### THE TASK
A complete and exact copy of the entries below is the expected result.

== Segment start ==

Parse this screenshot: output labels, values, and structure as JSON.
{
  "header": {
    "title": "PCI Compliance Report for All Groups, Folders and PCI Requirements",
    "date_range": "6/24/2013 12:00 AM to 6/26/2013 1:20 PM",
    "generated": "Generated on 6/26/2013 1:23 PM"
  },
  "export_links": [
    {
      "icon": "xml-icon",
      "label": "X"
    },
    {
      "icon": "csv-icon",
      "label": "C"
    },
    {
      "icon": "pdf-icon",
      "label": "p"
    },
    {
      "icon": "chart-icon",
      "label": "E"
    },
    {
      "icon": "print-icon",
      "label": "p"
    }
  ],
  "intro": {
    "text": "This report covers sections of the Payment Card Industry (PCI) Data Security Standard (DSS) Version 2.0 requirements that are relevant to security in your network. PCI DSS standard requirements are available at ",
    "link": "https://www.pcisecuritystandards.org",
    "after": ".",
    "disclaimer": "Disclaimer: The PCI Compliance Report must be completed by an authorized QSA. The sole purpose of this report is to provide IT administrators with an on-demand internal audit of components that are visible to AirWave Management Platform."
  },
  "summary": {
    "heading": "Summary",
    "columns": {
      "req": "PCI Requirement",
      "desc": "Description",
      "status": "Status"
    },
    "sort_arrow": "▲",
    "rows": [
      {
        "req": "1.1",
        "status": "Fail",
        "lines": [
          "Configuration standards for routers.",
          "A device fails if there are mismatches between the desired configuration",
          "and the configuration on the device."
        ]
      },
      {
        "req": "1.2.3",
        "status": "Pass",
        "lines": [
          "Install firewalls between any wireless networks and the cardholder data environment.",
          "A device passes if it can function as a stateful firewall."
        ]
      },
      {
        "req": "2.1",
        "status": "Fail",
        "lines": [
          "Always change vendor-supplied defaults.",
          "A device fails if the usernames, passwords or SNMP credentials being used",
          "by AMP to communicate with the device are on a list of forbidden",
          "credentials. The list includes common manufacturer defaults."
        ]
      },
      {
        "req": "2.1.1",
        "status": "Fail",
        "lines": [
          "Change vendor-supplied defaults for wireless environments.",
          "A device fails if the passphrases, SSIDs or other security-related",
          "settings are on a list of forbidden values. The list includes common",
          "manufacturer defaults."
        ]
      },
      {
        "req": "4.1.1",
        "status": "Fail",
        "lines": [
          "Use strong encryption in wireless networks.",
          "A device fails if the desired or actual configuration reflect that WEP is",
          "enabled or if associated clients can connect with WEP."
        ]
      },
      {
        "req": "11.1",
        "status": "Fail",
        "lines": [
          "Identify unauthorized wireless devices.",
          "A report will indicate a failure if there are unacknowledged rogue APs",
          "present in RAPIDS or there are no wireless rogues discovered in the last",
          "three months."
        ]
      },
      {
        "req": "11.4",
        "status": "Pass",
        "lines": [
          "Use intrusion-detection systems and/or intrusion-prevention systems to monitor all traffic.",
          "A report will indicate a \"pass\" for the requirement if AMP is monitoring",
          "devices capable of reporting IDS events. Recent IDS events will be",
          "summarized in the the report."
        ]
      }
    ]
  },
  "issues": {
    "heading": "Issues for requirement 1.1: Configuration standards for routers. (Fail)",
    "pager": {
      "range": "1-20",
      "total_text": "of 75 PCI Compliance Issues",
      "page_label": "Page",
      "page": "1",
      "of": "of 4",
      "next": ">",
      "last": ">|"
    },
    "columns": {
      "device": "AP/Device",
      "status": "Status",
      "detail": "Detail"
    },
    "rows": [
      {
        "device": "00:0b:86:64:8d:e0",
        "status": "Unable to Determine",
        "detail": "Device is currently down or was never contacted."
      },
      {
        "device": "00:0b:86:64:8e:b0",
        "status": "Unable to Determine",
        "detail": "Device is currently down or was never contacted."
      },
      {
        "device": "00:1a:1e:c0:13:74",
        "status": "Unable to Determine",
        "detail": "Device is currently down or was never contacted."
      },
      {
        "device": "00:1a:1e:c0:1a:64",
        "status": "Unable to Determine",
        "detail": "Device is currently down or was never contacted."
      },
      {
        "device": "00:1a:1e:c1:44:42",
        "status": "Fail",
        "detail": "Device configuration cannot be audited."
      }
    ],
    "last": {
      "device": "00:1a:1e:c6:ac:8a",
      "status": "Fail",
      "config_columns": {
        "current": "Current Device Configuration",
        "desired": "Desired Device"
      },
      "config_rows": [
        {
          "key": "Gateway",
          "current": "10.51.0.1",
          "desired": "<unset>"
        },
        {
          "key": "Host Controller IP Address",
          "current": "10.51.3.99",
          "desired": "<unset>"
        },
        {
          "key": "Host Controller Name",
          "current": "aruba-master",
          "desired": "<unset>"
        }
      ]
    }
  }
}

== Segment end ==

### RESPONSE BELOW
Parse this screenshot: output labels, values, and structure as JSON.
{
  "header": {
    "title": "PCI Compliance Report for All Groups, Folders and PCI Requirements",
    "date_range": "6/24/2013 12:00 AM to 6/26/2013 1:20 PM",
    "generated": "Generated on 6/26/2013 1:23 PM"
  },
  "export_links": [
    {
      "icon": "xml-icon",
      "label": "X"
    },
    {
      "icon": "csv-icon",
      "label": "C"
    },
    {
      "icon": "pdf-icon",
      "label": "p"
    },
    {
      "icon": "chart-icon",
      "label": "E"
    },
    {
      "icon": "print-icon",
      "label": "p"
    }
  ],
  "intro": {
    "text": "This report covers sections of the Payment Card Industry (PCI) Data Security Standard (DSS) Version 2.0 requirements that are relevant to security in your network. PCI DSS standard requirements are available at ",
    "link": "https://www.pcisecuritystandards.org",
    "after": ".",
    "disclaimer": "Disclaimer: The PCI Compliance Report must be completed by an authorized QSA. The sole purpose of this report is to provide IT administrators with an on-demand internal audit of components that are visible to AirWave Management Platform."
  },
  "summary": {
    "heading": "Summary",
    "columns": {
      "req": "PCI Requirement",
      "desc": "Description",
      "status": "Status"
    },
    "sort_arrow": "▲",
    "rows": [
      {
        "req": "1.1",
        "status": "Fail",
        "lines": [
          "Configuration standards for routers.",
          "A device fails if there are mismatches between the desired configuration",
          "and the configuration on the device."
        ]
      },
      {
        "req": "1.2.3",
        "status": "Pass",
        "lines": [
          "Install firewalls between any wireless networks and the cardholder data environment.",
          "A device passes if it can function as a stateful firewall."
        ]
      },
      {
        "req": "2.1",
        "status": "Fail",
        "lines": [
          "Always change vendor-supplied defaults.",
          "A device fails if the usernames, passwords or SNMP credentials being used",
          "by AMP to communicate with the device are on a list of forbidden",
          "credentials. The list includes common manufacturer defaults."
        ]
      },
      {
        "req": "2.1.1",
        "status": "Fail",
        "lines": [
          "Change vendor-supplied defaults for wireless environments.",
          "A device fails if the passphrases, SSIDs or other security-related",
          "settings are on a list of forbidden values. The list includes common",
          "manufacturer defaults."
        ]
      },
      {
        "req": "4.1.1",
        "status": "Fail",
        "lines": [
          "Use strong encryption in wireless networks.",
          "A device fails if the desired or actual configuration reflect that WEP is",
          "enabled or if associated clients can connect with WEP."
        ]
      },
      {
        "req": "11.1",
        "status": "Fail",
        "lines": [
          "Identify unauthorized wireless devices.",
          "A report will indicate a failure if there are unacknowledged rogue APs",
          "present in RAPIDS or there are no wireless rogues discovered in the last",
          "three months."
        ]
      },
      {
        "req": "11.4",
        "status": "Pass",
        "lines": [
          "Use intrusion-detection systems and/or intrusion-prevention systems to monitor all traffic.",
          "A report will indicate a \"pass\" for the requirement if AMP is monitoring",
          "devices capable of reporting IDS events. Recent IDS events will be",
          "summarized in the the report."
        ]
      }
    ]
  },
  "issues": {
    "heading": "Issues for requirement 1.1: Configuration standards for routers. (Fail)",
    "pager": {
      "range": "1-20",
      "total_text": "of 75 PCI Compliance Issues",
      "page_label": "Page",
      "page": "1",
      "of": "of 4",
      "next": ">",
      "last": ">|"
    },
    "columns": {
      "device": "AP/Device",
      "status": "Status",
      "detail": "Detail"
    },
    "rows": [
      {
        "device": "00:0b:86:64:8d:e0",
        "status": "Unable to Determine",
        "detail": "Device is currently down or was never contacted."
      },
      {
        "device": "00:0b:86:64:8e:b0",
        "status": "Unable to Determine",
        "detail": "Device is currently down or was never contacted."
      },
      {
        "device": "00:1a:1e:c0:13:74",
        "status": "Unable to Determine",
        "detail": "Device is currently down or was never contacted."
      },
      {
        "device": "00:1a:1e:c0:1a:64",
        "status": "Unable to Determine",
        "detail": "Device is currently down or was never contacted."
      },
      {
        "device": "00:1a:1e:c1:44:42",
        "status": "Fail",
        "detail": "Device configuration cannot be audited."
      }
    ],
    "last": {
      "device": "00:1a:1e:c6:ac:8a",
      "status": "Fail",
      "config_columns": {
        "current": "Current Device Configuration",
        "desired": "Desired Device"
      },
      "config_rows": [
        {
          "key": "Gateway",
          "current": "10.51.0.1",
          "desired": "<unset>"
        },
        {
          "key": "Host Controller IP Address",
          "current": "10.51.3.99",
          "desired": "<unset>"
        },
        {
          "key": "Host Controller Name",
          "current": "aruba-master",
          "desired": "<unset>"
        }
      ]
    }
  }
}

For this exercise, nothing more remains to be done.